FOR BREAKING NEWS VISIT WWW.QNS.COM JULY 23, 2019 • THE QUEENS COURIER 23
kids & education
Queens College president calls for inclusion
of DACA students in CARES Act funding
BY CARLOTTA MOHAMED
Queens College President Frank Wu is
urging the inclusion of Deferred Action
for Childhood Arrivals (DACA) recipients
in the grants under the Coronavirus Aid,
Relief and Economic Security (CARES) Act.
Wu released a statement on Tuesday,
July 14, in response to the United States
Department of Education’s interim fi nal
rule on eligibility status of students at
institutions of higher education for funds
under the CARES Act. Comments on the
rule are accepted by July 17.
Th e CARES Act provides fast and direct
economic assistance for American workers,
families and small businesses, and
preserves jobs for American industries.
However, the Trump administration
refused to allow undocumented students
to receive any of the federal relief funds
provided by the CARES Act.
“At this challenging moment in our
history, the CARES Act is much needed.
It would be a shame for this legislation
to prove divisive rather than unifying,”
Citing “profound humanitarian and
moral reasons” to provide for DACA
recipients, Wu references “a compelling
practical argument” — that “in study
aft er study, empirical data overwhelmingly
shows that immigrants, including those
who are eligible for DACA, contribute
more to society than they take.”
“Th e premise that immigrants, documented
or not, create a net economic loss
for the nation is completely false. Quite
the opposite: In the aggregate and on
average, immigrants, even those who lack
appropriate documentation, are a plus,”
Wu said. “Queens College professors have

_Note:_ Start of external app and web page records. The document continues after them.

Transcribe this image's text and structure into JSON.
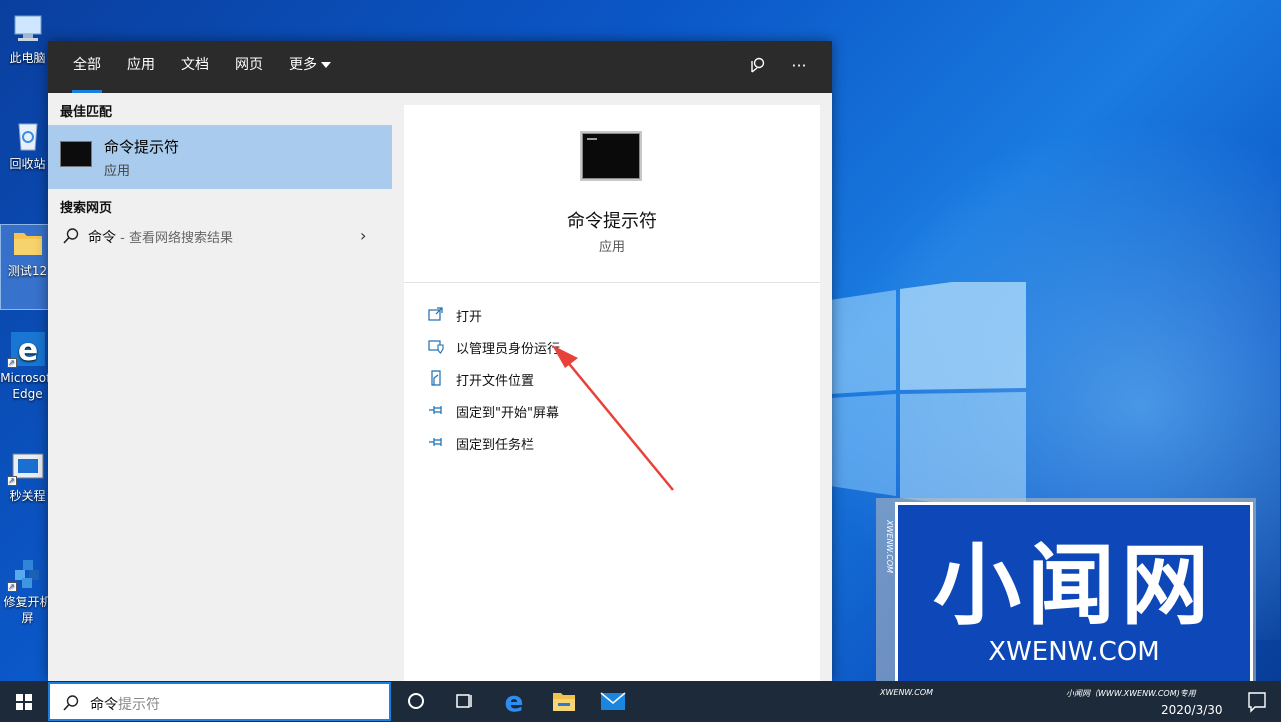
{
  "desktop": {
    "icons": [
      {
        "label": "此电脑",
        "icon": "computer-icon"
      },
      {
        "label": "回收站",
        "icon": "recycle-bin-icon"
      },
      {
        "label": "测试12",
        "icon": "folder-icon"
      },
      {
        "label": "Microsoft Edge",
        "icon": "edge-icon"
      },
      {
        "label": "秒关程",
        "icon": "app-window-icon"
      },
      {
        "label": "修复开机屏",
        "icon": "repair-cube-icon"
      }
    ]
  },
  "search_panel": {
    "tabs": [
      {
        "label": "全部",
        "active": true
      },
      {
        "label": "应用",
        "active": false
      },
      {
        "label": "文档",
        "active": false
      },
      {
        "label": "网页",
        "active": false
      },
      {
        "label": "更多",
        "active": false
      }
    ],
    "feedback_icon": "feedback-icon",
    "more_options_label": "···",
    "best_match_heading": "最佳匹配",
    "best_match": {
      "name": "命令提示符",
      "kind": "应用"
    },
    "web_heading": "搜索网页",
    "web_result": {
      "query": "命令",
      "hint": " - 查看网络搜索结果"
    },
    "detail": {
      "name": "命令提示符",
      "kind": "应用"
    },
    "actions": [
      {
        "label": "打开",
        "icon": "open-icon"
      },
      {
        "label": "以管理员身份运行",
        "icon": "admin-shield-icon"
      },
      {
        "label": "打开文件位置",
        "icon": "file-location-icon"
      },
      {
        "label": "固定到\"开始\"屏幕",
        "icon": "pin-start-icon"
      },
      {
        "label": "固定到任务栏",
        "icon": "pin-taskbar-icon"
      }
    ]
  },
  "watermark": {
    "title": "小闻网",
    "domain": "XWENW.COM",
    "side_text": "XWENW.COM",
    "foot_left": "XWENW.COM",
    "foot_right": "小闻网（WWW.XWENW.COM)专用"
  },
  "taskbar": {
    "search_typed": "命令",
    "search_rest": "提示符",
    "apps": [
      "cortana-circle-icon",
      "task-view-icon",
      "edge-icon",
      "file-explorer-icon",
      "mail-icon"
    ],
    "date": "2020/3/30",
    "time": ""
  },
  "colors": {
    "accent": "#1b7fe0",
    "best_match_bg": "#a9cbed",
    "panel_header": "#2b2b2b",
    "taskbar": "#1d2a3a",
    "arrow": "#e8413a"
  }
}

off ered evidence for the facts presented
here; their study is in the appendix.”
Under the most recent Supreme Court
decision, DACA recipients have a continued
right to remain in the United States.
Wu said the Department of Education
should consider the direct and indirect
economic eff ects of excluding DACA
recipients from CARES Act grants.
“Deprived of these grants, DACA students
will be unable to access the higher
education that prepares them to become
productive members of society,” Wu said.
“However, given minimal aid, they will
not only avoid unemployment and underemployment,
but they will also play meaningful
roles in rebuilding sectors devastated
by the COVID-19 pandemic.”
According to Wu, it’s especially true in
Queens — a borough that was hardest hit
in the early phases of the health crisis and,
not coincidentally, is populated by many
newcomers, among them “Dreamers” in
families of mixed status.
“Contrary to stereotypes, people of
European and Asian heritage are heavily
represented among DACA students, as are
people of African and Caribbean descent;
Chinese who were ‘paper sons’ were among
the original ‘illegal’ immigrants a century
ago,” Wu said. “Whatever their background,
DACA recipients do well.”
Wu referenced two prominent graduate
students who arrived in the U.S. without
documentation and dedicated themselves
to improving the lives of others: U.S.
Representative Adriano Espaillat, who
represents New York’s 13th Congressional
District, and immigration reform activist
Cristina Jimenez Moreta, winner of a
MacArthur Foundation Award, the socalled
“For role models, our students look to
the college’s highly accomplished alumni,
credited in a recent study with contributing
$1.5 billion to the regional economy
and holding leadership roles in every
fi eld,” Wu said.
Photo courtesy of Queens College
Queens College students have traced
their ancestry to nearly 140 countries
and at home speak 83 languages, Wu
said. About a third of the school’s undergraduates
are foreign born, lending their
perspectives to a campus that cherishes
inquiry independent thought.
“As an institution that has educated
immigrants and the children of immigrants
since it was founded in 1937,
Queens College values the Dreamers.
Th ey embody our mission and refl ect the
borough we serve so proudly,” Wu said.